[Start of section]

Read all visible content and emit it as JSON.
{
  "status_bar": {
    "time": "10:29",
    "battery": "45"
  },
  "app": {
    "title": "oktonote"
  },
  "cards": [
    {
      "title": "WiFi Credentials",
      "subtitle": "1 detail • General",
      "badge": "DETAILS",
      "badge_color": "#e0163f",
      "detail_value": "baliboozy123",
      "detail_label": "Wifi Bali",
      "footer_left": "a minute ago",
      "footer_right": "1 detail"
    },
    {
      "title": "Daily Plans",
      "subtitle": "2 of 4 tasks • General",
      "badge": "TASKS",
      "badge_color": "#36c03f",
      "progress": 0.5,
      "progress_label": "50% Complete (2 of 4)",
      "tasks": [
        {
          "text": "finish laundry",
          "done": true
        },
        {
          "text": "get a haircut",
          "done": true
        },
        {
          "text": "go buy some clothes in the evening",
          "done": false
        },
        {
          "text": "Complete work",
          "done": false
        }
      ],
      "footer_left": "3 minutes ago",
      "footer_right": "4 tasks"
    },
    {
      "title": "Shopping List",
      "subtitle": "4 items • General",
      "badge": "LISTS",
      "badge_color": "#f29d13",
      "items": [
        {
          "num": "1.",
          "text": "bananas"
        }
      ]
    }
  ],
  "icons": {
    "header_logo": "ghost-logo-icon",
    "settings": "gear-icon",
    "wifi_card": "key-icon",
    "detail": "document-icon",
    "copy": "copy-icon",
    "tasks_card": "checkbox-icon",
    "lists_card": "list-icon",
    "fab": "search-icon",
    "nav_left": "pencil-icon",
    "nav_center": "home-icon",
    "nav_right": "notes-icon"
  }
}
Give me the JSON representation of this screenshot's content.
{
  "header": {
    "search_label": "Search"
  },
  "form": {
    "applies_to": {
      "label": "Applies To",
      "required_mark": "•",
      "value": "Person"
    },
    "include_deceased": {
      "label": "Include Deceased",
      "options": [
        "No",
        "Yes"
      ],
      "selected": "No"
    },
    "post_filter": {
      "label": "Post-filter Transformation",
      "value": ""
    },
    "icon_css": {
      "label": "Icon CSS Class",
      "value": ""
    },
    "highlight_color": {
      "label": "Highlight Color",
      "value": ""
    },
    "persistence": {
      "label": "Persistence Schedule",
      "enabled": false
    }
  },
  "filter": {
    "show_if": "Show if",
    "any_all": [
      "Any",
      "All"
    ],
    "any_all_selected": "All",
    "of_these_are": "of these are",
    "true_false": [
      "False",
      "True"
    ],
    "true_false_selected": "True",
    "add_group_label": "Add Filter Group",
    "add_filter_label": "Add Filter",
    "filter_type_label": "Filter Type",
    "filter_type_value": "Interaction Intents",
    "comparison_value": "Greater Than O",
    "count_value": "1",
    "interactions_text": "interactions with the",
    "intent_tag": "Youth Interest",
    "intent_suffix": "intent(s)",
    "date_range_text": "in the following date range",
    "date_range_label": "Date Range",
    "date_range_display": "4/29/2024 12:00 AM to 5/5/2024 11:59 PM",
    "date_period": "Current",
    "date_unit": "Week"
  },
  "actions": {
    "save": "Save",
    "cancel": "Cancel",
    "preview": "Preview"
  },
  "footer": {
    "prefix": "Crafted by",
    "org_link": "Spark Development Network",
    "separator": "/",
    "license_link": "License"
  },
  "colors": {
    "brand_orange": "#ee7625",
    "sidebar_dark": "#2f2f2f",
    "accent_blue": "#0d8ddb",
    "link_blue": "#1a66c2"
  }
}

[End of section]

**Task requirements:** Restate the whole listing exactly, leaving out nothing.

**Task answer:**
Read all visible content and emit it as JSON.
{
  "status_bar": {
    "time": "10:29",
    "battery": "45"
  },
  "app": {
    "title": "oktonote"
  },
  "cards": [
    {
      "title": "WiFi Credentials",
      "subtitle": "1 detail • General",
      "badge": "DETAILS",
      "badge_color": "#e0163f",
      "detail_value": "baliboozy123",
      "detail_label": "Wifi Bali",
      "footer_left": "a minute ago",
      "footer_right": "1 detail"
    },
    {
      "title": "Daily Plans",
      "subtitle": "2 of 4 tasks • General",
      "badge": "TASKS",
      "badge_color": "#36c03f",
      "progress": 0.5,
      "progress_label": "50% Complete (2 of 4)",
      "tasks": [
        {
          "text": "finish laundry",
          "done": true
        },
        {
          "text": "get a haircut",
          "done": true
        },
        {
          "text": "go buy some clothes in the evening",
          "done": false
        },
        {
          "text": "Complete work",
          "done": false
        }
      ],
      "footer_left": "3 minutes ago",
      "footer_right": "4 tasks"
    },
    {
      "title": "Shopping List",
      "subtitle": "4 items • General",
      "badge": "LISTS",
      "badge_color": "#f29d13",
      "items": [
        {
          "num": "1.",
          "text": "bananas"
        }
      ]
    }
  ],
  "icons": {
    "header_logo": "ghost-logo-icon",
    "settings": "gear-icon",
    "wifi_card": "key-icon",
    "detail": "document-icon",
    "copy": "copy-icon",
    "tasks_card": "checkbox-icon",
    "lists_card": "list-icon",
    "fab": "search-icon",
    "nav_left": "pencil-icon",
    "nav_center": "home-icon",
    "nav_right": "notes-icon"
  }
}
Give me the JSON representation of this screenshot's content.
{
  "header": {
    "search_label": "Search"
  },
  "form": {
    "applies_to": {
      "label": "Applies To",
      "required_mark": "•",
      "value": "Person"
    },
    "include_deceased": {
      "label": "Include Deceased",
      "options": [
        "No",
        "Yes"
      ],
      "selected": "No"
    },
    "post_filter": {
      "label": "Post-filter Transformation",
      "value": ""
    },
    "icon_css": {
      "label": "Icon CSS Class",
      "value": ""
    },
    "highlight_color": {
      "label": "Highlight Color",
      "value": ""
    },
    "persistence": {
      "label": "Persistence Schedule",
      "enabled": false
    }
  },
  "filter": {
    "show_if": "Show if",
    "any_all": [
      "Any",
      "All"
    ],
    "any_all_selected": "All",
    "of_these_are": "of these are",
    "true_false": [
      "False",
      "True"
    ],
    "true_false_selected": "True",
    "add_group_label": "Add Filter Group",
    "add_filter_label": "Add Filter",
    "filter_type_label": "Filter Type",
    "filter_type_value": "Interaction Intents",
    "comparison_value": "Greater Than O",
    "count_value": "1",
    "interactions_text": "interactions with the",
    "intent_tag": "Youth Interest",
    "intent_suffix": "intent(s)",
    "date_range_text": "in the following date range",
    "date_range_label": "Date Range",
    "date_range_display": "4/29/2024 12:00 AM to 5/5/2024 11:59 PM",
    "date_period": "Current",
    "date_unit": "Week"
  },
  "actions": {
    "save": "Save",
    "cancel": "Cancel",
    "preview": "Preview"
  },
  "footer": {
    "prefix": "Crafted by",
    "org_link": "Spark Development Network",
    "separator": "/",
    "license_link": "License"
  },
  "colors": {
    "brand_orange": "#ee7625",
    "sidebar_dark": "#2f2f2f",
    "accent_blue": "#0d8ddb",
    "link_blue": "#1a66c2"
  }
}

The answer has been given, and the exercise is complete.